Data:

= Beginning of Section =

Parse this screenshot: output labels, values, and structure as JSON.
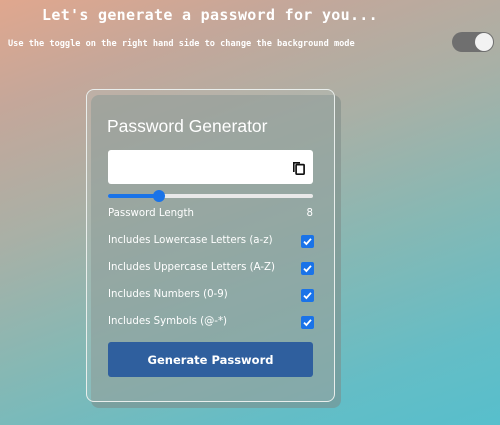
{
  "header": {
    "title": "Let's generate a password for you...",
    "subtitle": "Use the toggle on the right hand side to change the background mode"
  },
  "theme_toggle": {
    "state": "on"
  },
  "generator": {
    "title": "Password Generator",
    "password_value": "",
    "copy_icon": "copy-icon",
    "length": {
      "label": "Password Length",
      "value": "8",
      "slider_fraction": 0.25
    },
    "options": [
      {
        "label": "Includes Lowercase Letters (a-z)",
        "checked": true
      },
      {
        "label": "Includes Uppercase Letters (A-Z)",
        "checked": true
      },
      {
        "label": "Includes Numbers (0-9)",
        "checked": true
      },
      {
        "label": "Includes Symbols (@-*)",
        "checked": true
      }
    ],
    "button_label": "Generate Password"
  },
  "colors": {
    "accent": "#1a73e8",
    "button": "#2f5f9e"
  }
}
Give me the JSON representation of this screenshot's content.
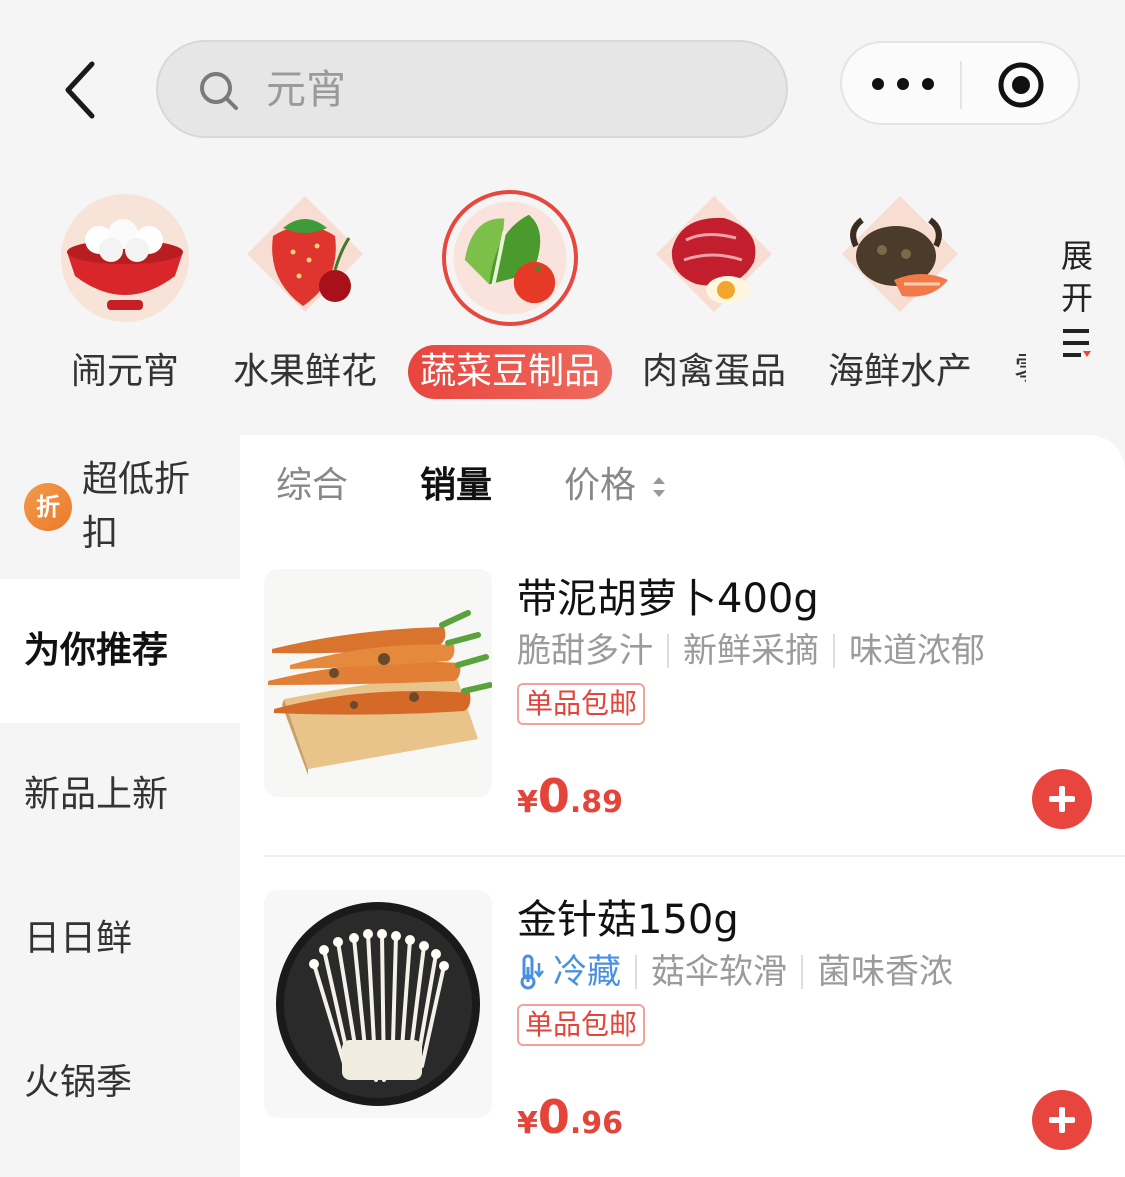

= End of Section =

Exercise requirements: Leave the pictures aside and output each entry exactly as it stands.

Written answer:
Parse this screenshot: output labels, values, and structure as JSON.
{
  "header": {
    "title": "Let's generate a password for you...",
    "subtitle": "Use the toggle on the right hand side to change the background mode"
  },
  "theme_toggle": {
    "state": "on"
  },
  "generator": {
    "title": "Password Generator",
    "password_value": "",
    "copy_icon": "copy-icon",
    "length": {
      "label": "Password Length",
      "value": "8",
      "slider_fraction": 0.25
    },
    "options": [
      {
        "label": "Includes Lowercase Letters (a-z)",
        "checked": true
      },
      {
        "label": "Includes Uppercase Letters (A-Z)",
        "checked": true
      },
      {
        "label": "Includes Numbers (0-9)",
        "checked": true
      },
      {
        "label": "Includes Symbols (@-*)",
        "checked": true
      }
    ],
    "button_label": "Generate Password"
  },
  "colors": {
    "accent": "#1a73e8",
    "button": "#2f5f9e"
  }
}
Give me the JSON representation of this screenshot's content.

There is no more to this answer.